Fans around the globe have all eyes on epic soccer matchups cheering for wins and grimacing at errors. One error off the field has also been receiving attention – the World Cup Security Center’s Wi-Fi password reveal. While Symantec has already identified several scams surrounding this international football event targeting consumers on social networks, the incident serves as a reminder that not only awareness of risks and scams online but also proactive security habits are key to protecting your information from hacking or data theft.  

[source: @apbarros

Follow these secure Wi-Fi habits #ForTheWin:

Safeguard your passwords

If the World Cup Security Center had only followed this tip: Create strong passwords and keep them secure from prying eyes. Passwordmeter.com actually scores the security center’s password as “very strong”, with an 88% score. Where this went wrong was the display of this password in plain view. Do not store passwords on devices to prevent loss or theft of these ‘keys’ to your private information. With all sensitive information, take care not to email or store passwords in shared spaces.   

Always create a custom password for your home or small business Wi-Fi routers. A strong password is one that cannot be easily guessed, use eight characters or more and use a combination of letters, numbers, and special characters (e.g., # $ % ! ?).

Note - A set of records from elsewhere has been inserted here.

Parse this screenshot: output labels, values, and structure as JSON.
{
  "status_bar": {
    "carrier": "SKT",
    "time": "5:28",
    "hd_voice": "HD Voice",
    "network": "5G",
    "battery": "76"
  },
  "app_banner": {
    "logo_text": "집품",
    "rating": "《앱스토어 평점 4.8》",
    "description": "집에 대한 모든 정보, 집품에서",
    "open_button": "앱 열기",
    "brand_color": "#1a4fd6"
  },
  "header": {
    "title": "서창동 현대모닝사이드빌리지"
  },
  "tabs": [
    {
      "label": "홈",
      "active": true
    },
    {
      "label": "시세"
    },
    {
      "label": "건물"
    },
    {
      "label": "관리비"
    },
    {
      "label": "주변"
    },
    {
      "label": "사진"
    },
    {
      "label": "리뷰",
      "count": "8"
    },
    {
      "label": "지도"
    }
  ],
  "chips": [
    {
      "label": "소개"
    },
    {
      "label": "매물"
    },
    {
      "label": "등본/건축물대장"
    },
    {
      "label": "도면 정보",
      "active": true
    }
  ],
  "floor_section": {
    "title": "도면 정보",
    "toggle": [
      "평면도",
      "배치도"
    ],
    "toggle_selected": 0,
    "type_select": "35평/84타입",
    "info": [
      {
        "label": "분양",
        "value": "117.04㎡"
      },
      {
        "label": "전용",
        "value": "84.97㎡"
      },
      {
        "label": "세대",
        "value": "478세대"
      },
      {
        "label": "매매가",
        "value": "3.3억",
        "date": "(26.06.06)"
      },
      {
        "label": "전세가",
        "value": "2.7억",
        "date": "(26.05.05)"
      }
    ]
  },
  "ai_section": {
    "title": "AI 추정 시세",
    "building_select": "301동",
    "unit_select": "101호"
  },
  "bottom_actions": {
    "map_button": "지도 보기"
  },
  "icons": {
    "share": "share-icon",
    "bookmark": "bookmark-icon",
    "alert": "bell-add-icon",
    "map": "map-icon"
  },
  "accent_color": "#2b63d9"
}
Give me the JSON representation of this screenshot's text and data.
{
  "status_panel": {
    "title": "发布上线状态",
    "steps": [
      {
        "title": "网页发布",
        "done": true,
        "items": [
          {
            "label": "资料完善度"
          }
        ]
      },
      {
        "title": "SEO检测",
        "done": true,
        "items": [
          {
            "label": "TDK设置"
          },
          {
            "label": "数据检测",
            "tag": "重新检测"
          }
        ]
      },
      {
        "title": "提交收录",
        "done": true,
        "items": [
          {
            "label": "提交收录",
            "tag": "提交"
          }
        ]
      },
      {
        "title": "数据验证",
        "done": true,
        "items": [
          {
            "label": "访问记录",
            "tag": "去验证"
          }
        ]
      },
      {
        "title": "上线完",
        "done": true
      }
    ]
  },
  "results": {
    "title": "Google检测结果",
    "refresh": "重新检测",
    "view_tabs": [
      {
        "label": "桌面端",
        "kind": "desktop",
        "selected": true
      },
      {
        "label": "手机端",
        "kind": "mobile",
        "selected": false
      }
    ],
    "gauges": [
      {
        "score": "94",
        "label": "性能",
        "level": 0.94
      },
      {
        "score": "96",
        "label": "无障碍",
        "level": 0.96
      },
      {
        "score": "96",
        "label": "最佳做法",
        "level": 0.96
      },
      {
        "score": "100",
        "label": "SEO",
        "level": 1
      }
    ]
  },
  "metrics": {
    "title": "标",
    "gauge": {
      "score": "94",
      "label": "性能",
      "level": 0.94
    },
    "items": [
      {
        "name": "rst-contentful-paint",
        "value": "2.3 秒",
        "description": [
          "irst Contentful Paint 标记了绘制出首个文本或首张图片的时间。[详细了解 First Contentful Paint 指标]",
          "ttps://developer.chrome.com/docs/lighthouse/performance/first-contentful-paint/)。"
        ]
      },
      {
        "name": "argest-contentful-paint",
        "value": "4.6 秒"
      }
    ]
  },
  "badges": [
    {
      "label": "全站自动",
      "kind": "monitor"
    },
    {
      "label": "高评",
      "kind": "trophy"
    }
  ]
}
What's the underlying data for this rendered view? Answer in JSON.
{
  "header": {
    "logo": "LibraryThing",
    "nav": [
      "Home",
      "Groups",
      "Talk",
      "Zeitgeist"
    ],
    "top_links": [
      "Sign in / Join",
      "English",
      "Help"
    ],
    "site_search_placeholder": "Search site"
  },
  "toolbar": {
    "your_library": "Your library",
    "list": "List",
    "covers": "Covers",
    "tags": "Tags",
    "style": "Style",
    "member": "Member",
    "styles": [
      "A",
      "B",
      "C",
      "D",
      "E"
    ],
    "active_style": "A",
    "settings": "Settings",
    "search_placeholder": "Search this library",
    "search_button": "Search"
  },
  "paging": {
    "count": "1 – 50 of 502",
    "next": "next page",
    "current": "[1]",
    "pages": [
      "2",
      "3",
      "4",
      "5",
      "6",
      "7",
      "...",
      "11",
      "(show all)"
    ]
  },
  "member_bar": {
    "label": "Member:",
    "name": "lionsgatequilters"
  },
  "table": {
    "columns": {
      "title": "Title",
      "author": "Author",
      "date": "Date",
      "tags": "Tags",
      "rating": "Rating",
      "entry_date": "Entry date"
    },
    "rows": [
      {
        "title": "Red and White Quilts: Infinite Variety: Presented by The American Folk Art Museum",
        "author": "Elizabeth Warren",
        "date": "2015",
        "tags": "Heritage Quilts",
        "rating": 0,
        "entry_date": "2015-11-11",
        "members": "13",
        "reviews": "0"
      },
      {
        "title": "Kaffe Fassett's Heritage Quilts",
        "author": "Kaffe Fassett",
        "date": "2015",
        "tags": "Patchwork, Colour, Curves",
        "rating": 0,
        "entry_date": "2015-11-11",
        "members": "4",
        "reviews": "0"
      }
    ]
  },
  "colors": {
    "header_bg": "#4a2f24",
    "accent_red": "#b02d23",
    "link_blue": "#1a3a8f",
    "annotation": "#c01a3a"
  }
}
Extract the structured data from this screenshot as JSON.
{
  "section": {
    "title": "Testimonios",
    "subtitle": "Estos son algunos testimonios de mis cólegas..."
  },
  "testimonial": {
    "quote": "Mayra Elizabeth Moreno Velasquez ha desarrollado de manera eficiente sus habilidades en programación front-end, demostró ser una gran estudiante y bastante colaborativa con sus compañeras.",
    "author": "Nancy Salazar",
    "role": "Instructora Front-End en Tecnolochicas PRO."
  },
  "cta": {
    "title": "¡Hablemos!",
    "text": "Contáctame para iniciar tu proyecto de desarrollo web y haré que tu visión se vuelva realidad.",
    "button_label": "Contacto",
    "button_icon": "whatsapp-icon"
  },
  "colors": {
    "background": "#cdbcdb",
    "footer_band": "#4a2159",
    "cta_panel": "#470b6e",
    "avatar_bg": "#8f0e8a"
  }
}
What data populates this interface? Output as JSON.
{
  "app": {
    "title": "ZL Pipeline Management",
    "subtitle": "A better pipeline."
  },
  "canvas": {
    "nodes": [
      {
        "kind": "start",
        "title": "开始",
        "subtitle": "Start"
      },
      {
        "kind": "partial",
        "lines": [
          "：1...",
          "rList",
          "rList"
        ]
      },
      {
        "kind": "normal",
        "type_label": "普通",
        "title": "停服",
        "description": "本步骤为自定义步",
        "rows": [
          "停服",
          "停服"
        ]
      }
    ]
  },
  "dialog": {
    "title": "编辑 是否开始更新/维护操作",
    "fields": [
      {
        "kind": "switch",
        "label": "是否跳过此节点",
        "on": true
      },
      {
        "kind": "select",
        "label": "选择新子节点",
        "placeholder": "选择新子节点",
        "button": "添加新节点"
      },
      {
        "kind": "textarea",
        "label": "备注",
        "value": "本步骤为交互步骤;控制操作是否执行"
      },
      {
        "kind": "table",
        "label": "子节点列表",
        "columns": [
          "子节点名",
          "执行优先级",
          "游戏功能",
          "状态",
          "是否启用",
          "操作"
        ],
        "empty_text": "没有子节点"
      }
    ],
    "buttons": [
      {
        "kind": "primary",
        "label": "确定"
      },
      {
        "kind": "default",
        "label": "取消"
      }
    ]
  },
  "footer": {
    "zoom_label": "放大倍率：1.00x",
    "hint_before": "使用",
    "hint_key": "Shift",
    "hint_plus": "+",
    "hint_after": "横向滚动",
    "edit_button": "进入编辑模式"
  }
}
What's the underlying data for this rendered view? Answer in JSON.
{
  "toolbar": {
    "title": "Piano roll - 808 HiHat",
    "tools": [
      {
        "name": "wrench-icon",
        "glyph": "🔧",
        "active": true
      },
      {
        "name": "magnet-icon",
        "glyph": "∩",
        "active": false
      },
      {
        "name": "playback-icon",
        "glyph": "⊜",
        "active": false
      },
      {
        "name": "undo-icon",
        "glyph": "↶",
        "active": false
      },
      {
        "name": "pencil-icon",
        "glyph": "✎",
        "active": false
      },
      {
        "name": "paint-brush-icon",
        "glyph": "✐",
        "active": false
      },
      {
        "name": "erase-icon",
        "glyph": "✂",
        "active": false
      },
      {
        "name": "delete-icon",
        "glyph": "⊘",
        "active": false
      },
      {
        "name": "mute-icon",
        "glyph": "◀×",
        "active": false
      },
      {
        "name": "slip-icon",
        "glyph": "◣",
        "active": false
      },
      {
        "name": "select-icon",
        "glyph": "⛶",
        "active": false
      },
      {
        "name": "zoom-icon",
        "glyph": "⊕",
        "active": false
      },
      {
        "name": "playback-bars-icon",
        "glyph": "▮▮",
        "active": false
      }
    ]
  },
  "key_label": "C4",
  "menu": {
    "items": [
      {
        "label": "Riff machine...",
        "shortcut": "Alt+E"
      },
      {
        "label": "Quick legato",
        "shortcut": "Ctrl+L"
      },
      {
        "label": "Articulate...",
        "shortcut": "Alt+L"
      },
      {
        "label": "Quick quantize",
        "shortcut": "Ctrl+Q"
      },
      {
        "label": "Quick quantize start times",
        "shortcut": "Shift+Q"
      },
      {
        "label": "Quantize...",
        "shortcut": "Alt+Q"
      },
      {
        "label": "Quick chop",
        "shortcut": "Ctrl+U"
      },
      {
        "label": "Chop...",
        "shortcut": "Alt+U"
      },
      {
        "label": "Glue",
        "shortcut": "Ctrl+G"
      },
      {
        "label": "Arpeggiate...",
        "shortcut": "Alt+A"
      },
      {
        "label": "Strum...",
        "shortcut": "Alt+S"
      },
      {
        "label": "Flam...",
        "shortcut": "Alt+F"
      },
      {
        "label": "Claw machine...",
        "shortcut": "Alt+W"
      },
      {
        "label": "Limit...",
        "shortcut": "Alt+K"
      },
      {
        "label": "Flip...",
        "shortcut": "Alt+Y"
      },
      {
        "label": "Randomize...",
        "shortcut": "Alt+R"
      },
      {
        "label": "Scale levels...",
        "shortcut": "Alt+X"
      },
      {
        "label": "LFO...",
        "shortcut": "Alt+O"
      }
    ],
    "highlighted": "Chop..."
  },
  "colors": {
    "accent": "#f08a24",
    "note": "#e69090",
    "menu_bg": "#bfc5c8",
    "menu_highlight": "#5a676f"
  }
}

Beware "free" Wi-Fi
Your average free public Wi-Fi isn’t secure. Just because you need a password to log in, this doesn’t mean you have an encrypted signal. Anyone with just a small knowledge of hacking skill can easily tap into your signal over unsecure networks and “sniff” your passwords. Do not logon to sensitive sites, such as online banking, while connected to public Wi-Fi. With the right tools, this is almost as easy as listening to the same radio station on two different devices (Wi-Fi uses radio signals to broadcast).

 

Use VPN (Virtual Private Network)
As its name implies, VPN creates a private network for you to shuttle information back and forth. Think of it as a secure telephone line instead of shouting out your conversation to everyone present in the room.

Safe Mobile Browsing

Remember: Banking and shopping from a mobile device could reveal personal and financial information if you are connected to an unsecure network. Avoid connecting to an open Wi-Fi network while you’re browsing on your mobile by adjusting your smartphone’s default settings – disable Bluetooth and Wi-Fi automatic connections.

Labels: wi-fi, world cup